Public opinion and expert advice has been overturned in favour of letting banks regulate themselves. What could go wrong?
Well, our long-suffering banks finally had some good news this week.
After being frustrated at every turn in their efforts to quietly serve the community, some sensible politicians have actually had the decency to ask what they thought about something. And listened.
And so the government, ever-ready to strike out independently in the national interest, decided to scrap the bank deposit levy.
This whacky idea, which came out of that hot-bed of militant socialism – the Council of Financial Regulators – was that a tax of 0.05% should be applied to all deposits that benefited from the Government’s deposit guarantee.
The deposit guarantee you’ll remember was introduced during the GFC. At the time the government said that it will guarantee deposits up to $1m in case anything awkward happened to your bank.
Once the hoo-ha of the GFC settled down, and the financial system looked more secure – the guarantee was scaled back to $250K, but that’s still substantial.
In the twisted world view of the Council of Financial Regulators, the banks receive a lot of benefit from this guarantee, especially the Big Four with their ‘too big to fail’ status.
In their eyes, if the government is effectively seen to be propping the banks up no matter what, there’s no risk. If you lend money to the bank, you’ll get it back. Either the bank pays of the government does. Either way you’re sorted.
I’m talking about depositors here, but I’m also talking about international capital markets where the big banks get most of their funding.
And with the guarantee in place, banks can borrow at a lower cost. They’re seen to be more credit worthy. They get a discount.
(Imagine the kind of discounts you could get on your mortgage if you could put the entire Australian population as guarantor on your loan.)
And if they’re getting a discount on their borrowing, it means they get bigger margins on their lending. Bigger margins mean bigger profits.
Banks like profits.
But notice here that it’s the government guarantee (using money raised by taxes on you and me) that helps the banks make more money.
If I’m giving money to the tax man, I want it spent of submarines and koala protection zones – not helping banks make more money.
(Banks made $30bn in profits the year the deposit levy was floated.)
And so the Council of Financial Regulators thought that banks should pay something for this benefit they receive. That there should be some sort of fee attached to this free default insurance.
And that’s the idea of the deposit levy. The money raised would go into a quarantined fighting fund with the government to sure up the financial system if needed.
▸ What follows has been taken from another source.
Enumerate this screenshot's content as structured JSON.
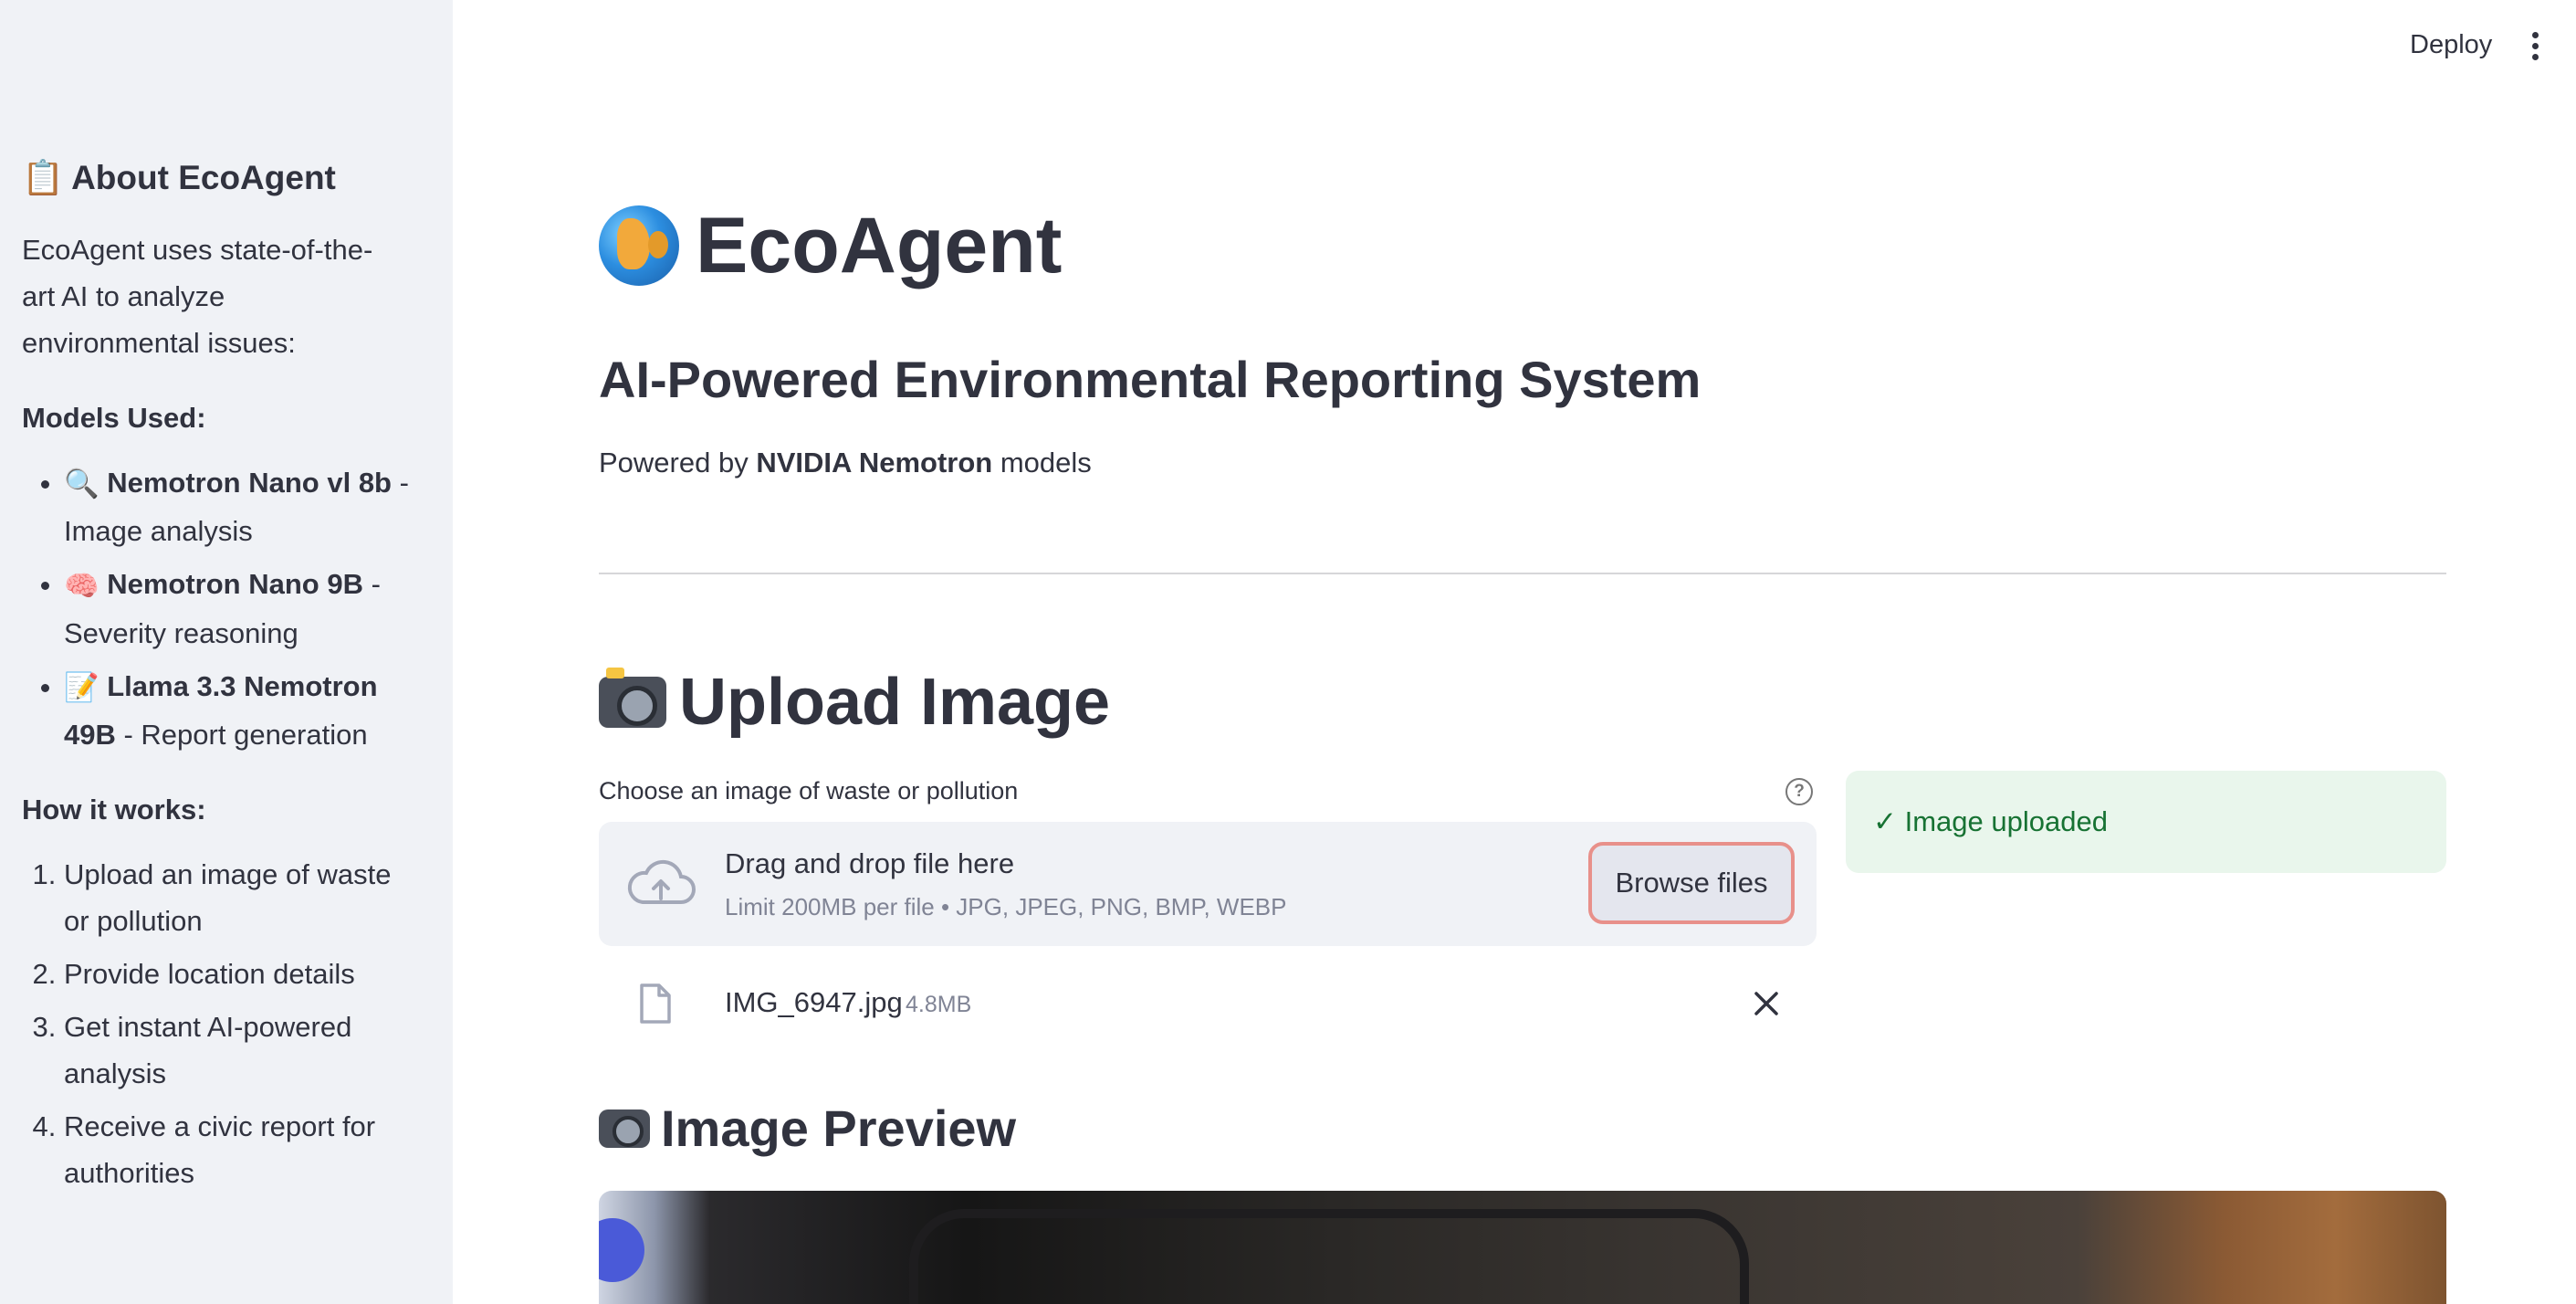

But no, Joe Hockey has listened to the community. “I have consulted with all the CEOs of the banks. They put good arguments as to why it should not proceed.”
That’s good enough for me, Joe. Good on you for taking the time to listen.
Another win for the community.
Don’t listen to those pinkos at the Council of Financial Regulators, the Reserve Bank, the IMF and the global financial community consensus on best practice. They all have a secret agenda to slip fundamental sharia socialism in the back door.
Stand strong and protect the freedom of our selfless and patriotic banks.
Oh man. I’m going to pop a gasket if I keep going like this.
This decision really does my head in. And look, maybe the deposit levy wasn’t the right way to tackle this issue. Maybe we could have got there through higher capital ratios or something.
But in dropping this proposal, the government has left the issue wide open – like a gaping chaff wound on the inside of their thigh.
And the issue is about perverse incentives. If the banks know that the government will bail them out if they get into trouble, then there’s more incentive to take more risks with prospects of bigger profits.
If the gamble pays off, sweet, big profits and a fresh case of champers in the bar fridge on your super-yacht. But if it doesn’t pay off, no worries, just send the bill on to the government.
It’s heads they win, tails we lose.
And if there’s anything to be learnt from the GFC, we need to be nipping these perverse incentives in the buds wherever and whenever they show their ugly little heads.
The financial system depends on it.
And look, I don’t really think that the banks are run by greedy reptiles who delight in human misery.
But as an organising principal for building a financial system, it’s a good idea to think that they are.
People will respond to the incentives that are in front of them. And in a competitive system, if one bank starts fudging the risks a little, then they all have to. Otherwise they’re uncompetitive.
You can’t ignore this reality.
But this is exactly what the government has done. If you want to scrap the levy because you don’t like levies, fine. But at the same time you need to scrap the implicit guarantee.
You can’t just leave it there and hope no one notices. It’s going to bit us in the arse at some point.
But no. Abbott saw a chance to help out his banking mates (the financial sector are massive donors to both parties) and run another sound byte about scrapping a Labor tax.
And something about boats.
But then, if you think Labor would have done better, you’re dreaming. The whole system is gamed.
And not in our favour.
What’s the problem here?
The banks? The government? The economy?
Or our property market?